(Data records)
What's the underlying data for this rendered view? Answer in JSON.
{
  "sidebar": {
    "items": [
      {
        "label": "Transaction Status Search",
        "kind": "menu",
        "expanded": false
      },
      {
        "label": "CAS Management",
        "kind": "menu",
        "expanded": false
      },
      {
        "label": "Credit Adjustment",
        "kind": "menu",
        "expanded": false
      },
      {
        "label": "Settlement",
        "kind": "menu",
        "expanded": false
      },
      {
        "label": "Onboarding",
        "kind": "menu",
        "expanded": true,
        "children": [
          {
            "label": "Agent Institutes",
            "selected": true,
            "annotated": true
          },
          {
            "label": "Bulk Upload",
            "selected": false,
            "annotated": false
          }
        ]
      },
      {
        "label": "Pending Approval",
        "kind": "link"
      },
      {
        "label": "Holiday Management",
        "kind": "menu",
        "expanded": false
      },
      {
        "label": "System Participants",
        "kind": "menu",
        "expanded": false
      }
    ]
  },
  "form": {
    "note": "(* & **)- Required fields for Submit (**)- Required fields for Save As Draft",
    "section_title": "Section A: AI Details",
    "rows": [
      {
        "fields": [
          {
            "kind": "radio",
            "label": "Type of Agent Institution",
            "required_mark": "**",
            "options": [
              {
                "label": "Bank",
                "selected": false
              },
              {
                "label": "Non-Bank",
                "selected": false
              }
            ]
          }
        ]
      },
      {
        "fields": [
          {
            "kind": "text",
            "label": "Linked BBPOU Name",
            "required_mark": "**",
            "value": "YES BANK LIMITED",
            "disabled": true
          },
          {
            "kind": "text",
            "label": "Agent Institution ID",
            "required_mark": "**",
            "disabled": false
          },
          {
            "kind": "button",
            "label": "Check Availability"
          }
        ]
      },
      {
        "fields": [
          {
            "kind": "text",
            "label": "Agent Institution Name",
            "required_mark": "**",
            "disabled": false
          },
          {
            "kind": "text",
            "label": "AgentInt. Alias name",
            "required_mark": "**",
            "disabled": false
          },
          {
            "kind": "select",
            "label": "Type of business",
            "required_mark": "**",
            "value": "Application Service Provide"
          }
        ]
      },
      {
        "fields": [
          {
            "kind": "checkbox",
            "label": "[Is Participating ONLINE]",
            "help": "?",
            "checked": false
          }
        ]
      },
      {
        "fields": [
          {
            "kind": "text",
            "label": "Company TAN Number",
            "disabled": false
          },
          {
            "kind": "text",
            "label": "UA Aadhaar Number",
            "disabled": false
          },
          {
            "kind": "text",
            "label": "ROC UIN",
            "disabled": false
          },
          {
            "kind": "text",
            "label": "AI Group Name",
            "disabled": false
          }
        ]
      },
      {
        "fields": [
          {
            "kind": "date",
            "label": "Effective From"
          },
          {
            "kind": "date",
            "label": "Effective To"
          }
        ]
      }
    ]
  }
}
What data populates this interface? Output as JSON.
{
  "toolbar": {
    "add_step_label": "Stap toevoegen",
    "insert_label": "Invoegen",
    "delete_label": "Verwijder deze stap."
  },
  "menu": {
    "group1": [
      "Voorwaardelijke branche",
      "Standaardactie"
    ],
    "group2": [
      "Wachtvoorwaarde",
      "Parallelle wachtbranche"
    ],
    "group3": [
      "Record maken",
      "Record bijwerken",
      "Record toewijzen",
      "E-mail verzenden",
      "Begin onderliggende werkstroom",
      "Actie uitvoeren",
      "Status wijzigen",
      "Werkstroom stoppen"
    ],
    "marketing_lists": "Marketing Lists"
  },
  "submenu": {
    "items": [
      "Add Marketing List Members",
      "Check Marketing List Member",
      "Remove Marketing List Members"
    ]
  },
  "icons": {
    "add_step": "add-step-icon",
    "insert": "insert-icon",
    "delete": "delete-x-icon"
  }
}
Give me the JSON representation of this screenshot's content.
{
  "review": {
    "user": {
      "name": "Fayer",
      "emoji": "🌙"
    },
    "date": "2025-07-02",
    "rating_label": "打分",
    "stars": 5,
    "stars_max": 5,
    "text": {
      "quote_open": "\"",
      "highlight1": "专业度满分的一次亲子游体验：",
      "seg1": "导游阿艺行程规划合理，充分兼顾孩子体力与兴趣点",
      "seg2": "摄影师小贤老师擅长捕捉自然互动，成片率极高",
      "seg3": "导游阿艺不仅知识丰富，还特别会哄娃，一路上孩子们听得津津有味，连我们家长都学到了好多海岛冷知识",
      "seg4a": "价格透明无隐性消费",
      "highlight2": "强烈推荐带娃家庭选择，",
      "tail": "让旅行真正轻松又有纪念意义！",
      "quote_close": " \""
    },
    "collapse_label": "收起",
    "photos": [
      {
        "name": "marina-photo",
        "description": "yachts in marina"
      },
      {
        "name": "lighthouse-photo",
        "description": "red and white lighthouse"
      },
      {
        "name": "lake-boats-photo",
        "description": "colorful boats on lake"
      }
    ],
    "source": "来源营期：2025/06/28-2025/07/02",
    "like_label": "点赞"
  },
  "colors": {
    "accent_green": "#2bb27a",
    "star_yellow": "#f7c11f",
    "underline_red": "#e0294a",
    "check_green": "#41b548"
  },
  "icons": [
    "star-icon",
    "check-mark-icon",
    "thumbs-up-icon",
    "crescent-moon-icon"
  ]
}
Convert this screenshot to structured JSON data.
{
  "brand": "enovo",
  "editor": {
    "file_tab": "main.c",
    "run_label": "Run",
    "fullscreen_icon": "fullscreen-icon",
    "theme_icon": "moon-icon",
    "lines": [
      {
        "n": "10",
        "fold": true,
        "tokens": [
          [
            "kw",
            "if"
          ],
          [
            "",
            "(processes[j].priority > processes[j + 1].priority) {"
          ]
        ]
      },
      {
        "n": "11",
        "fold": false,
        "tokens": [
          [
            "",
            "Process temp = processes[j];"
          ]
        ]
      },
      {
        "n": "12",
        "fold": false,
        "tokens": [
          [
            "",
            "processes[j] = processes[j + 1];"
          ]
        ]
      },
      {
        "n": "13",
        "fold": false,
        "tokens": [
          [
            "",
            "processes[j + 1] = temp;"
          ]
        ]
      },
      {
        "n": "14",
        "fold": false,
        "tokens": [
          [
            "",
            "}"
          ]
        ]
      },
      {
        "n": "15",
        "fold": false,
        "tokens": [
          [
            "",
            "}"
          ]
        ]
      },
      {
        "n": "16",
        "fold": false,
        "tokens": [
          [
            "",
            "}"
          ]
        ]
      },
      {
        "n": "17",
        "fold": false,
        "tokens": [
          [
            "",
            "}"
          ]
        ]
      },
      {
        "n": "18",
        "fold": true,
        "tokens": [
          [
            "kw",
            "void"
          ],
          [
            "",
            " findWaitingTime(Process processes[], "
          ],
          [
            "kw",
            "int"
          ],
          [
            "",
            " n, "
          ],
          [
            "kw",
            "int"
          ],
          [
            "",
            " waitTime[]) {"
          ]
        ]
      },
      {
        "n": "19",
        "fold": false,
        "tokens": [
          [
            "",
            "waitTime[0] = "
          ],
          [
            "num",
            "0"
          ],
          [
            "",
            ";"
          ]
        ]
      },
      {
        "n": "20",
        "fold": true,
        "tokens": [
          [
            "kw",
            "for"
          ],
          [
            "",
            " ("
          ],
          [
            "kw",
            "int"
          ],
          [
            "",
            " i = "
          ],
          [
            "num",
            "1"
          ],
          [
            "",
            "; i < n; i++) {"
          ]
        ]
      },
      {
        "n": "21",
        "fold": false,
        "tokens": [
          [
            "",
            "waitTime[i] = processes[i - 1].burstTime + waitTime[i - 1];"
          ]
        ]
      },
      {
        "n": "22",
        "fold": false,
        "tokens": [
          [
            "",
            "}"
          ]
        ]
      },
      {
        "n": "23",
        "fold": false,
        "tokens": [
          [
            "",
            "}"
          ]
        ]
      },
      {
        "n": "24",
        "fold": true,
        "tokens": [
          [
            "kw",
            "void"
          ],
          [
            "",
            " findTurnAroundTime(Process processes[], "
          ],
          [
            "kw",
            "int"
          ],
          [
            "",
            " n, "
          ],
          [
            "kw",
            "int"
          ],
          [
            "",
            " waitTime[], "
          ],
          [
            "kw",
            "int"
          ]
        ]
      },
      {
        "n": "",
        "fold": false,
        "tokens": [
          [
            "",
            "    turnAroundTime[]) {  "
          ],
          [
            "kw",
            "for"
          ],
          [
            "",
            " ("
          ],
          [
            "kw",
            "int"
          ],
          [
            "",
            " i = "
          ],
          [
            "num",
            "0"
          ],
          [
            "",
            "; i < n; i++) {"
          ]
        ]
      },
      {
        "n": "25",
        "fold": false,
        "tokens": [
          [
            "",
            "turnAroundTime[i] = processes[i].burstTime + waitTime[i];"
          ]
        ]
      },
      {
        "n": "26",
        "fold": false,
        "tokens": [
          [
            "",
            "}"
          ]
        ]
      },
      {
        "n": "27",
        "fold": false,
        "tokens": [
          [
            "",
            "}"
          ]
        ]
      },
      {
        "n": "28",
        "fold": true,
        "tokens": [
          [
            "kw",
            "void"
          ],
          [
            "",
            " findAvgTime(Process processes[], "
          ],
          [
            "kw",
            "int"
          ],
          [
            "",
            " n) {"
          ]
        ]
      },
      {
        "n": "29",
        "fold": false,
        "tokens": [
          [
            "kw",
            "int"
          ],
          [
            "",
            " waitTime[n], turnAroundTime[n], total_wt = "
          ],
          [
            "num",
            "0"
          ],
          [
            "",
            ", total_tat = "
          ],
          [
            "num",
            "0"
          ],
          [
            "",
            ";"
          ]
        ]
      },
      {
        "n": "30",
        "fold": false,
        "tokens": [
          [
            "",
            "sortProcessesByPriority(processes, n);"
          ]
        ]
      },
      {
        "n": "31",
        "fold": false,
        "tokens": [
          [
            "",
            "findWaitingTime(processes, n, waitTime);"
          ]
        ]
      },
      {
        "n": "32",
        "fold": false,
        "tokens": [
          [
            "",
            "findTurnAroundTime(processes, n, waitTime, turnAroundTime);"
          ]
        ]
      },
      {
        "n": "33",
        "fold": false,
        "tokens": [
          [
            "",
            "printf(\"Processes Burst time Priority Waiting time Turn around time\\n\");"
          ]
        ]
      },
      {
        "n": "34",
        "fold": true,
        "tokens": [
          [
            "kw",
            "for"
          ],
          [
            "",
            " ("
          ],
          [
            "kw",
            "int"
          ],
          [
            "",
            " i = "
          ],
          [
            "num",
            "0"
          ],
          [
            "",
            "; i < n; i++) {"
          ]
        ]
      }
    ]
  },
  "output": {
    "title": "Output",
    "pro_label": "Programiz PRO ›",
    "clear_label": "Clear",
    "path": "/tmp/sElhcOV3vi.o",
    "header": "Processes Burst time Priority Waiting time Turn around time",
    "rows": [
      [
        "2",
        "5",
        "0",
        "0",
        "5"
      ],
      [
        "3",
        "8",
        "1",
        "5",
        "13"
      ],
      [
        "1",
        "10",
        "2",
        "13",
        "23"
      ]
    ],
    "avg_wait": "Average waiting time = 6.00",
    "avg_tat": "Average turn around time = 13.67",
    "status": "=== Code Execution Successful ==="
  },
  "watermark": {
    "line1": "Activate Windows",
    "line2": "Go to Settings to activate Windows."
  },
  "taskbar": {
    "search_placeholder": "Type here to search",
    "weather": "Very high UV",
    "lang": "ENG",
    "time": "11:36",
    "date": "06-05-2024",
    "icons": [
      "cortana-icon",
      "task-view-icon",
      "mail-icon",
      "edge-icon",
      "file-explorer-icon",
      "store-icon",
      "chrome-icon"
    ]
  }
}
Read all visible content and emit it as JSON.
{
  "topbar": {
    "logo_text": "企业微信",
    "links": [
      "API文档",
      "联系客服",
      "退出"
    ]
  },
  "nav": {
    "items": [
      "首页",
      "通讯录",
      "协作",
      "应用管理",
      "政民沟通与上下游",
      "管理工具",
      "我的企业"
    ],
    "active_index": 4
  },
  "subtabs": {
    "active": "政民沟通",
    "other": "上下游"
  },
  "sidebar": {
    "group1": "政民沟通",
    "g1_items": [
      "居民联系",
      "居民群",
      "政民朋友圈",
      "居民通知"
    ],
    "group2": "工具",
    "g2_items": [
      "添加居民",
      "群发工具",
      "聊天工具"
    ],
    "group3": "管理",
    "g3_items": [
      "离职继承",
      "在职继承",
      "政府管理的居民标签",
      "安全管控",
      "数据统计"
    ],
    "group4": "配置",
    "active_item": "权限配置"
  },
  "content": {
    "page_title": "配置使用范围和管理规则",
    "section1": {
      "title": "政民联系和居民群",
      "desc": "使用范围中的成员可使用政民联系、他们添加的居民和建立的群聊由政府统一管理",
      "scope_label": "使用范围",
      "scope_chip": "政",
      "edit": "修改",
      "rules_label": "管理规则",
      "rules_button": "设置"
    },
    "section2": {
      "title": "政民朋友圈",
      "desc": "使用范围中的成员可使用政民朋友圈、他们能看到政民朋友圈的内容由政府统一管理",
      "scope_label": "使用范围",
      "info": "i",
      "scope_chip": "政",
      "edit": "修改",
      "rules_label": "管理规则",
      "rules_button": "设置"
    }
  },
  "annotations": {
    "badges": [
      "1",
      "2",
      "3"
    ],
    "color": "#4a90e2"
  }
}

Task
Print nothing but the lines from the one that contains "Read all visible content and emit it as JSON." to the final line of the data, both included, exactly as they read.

Finished exercise
Read all visible content and emit it as JSON.
{
  "topbar": {
    "logo_text": "企业微信",
    "links": [
      "API文档",
      "联系客服",
      "退出"
    ]
  },
  "nav": {
    "items": [
      "首页",
      "通讯录",
      "协作",
      "应用管理",
      "政民沟通与上下游",
      "管理工具",
      "我的企业"
    ],
    "active_index": 4
  },
  "subtabs": {
    "active": "政民沟通",
    "other": "上下游"
  },
  "sidebar": {
    "group1": "政民沟通",
    "g1_items": [
      "居民联系",
      "居民群",
      "政民朋友圈",
      "居民通知"
    ],
    "group2": "工具",
    "g2_items": [
      "添加居民",
      "群发工具",
      "聊天工具"
    ],
    "group3": "管理",
    "g3_items": [
      "离职继承",
      "在职继承",
      "政府管理的居民标签",
      "安全管控",
      "数据统计"
    ],
    "group4": "配置",
    "active_item": "权限配置"
  },
  "content": {
    "page_title": "配置使用范围和管理规则",
    "section1": {
      "title": "政民联系和居民群",
      "desc": "使用范围中的成员可使用政民联系、他们添加的居民和建立的群聊由政府统一管理",
      "scope_label": "使用范围",
      "scope_chip": "政",
      "edit": "修改",
      "rules_label": "管理规则",
      "rules_button": "设置"
    },
    "section2": {
      "title": "政民朋友圈",
      "desc": "使用范围中的成员可使用政民朋友圈、他们能看到政民朋友圈的内容由政府统一管理",
      "scope_label": "使用范围",
      "info": "i",
      "scope_chip": "政",
      "edit": "修改",
      "rules_label": "管理规则",
      "rules_button": "设置"
    }
  },
  "annotations": {
    "badges": [
      "1",
      "2",
      "3"
    ],
    "color": "#4a90e2"
  }
}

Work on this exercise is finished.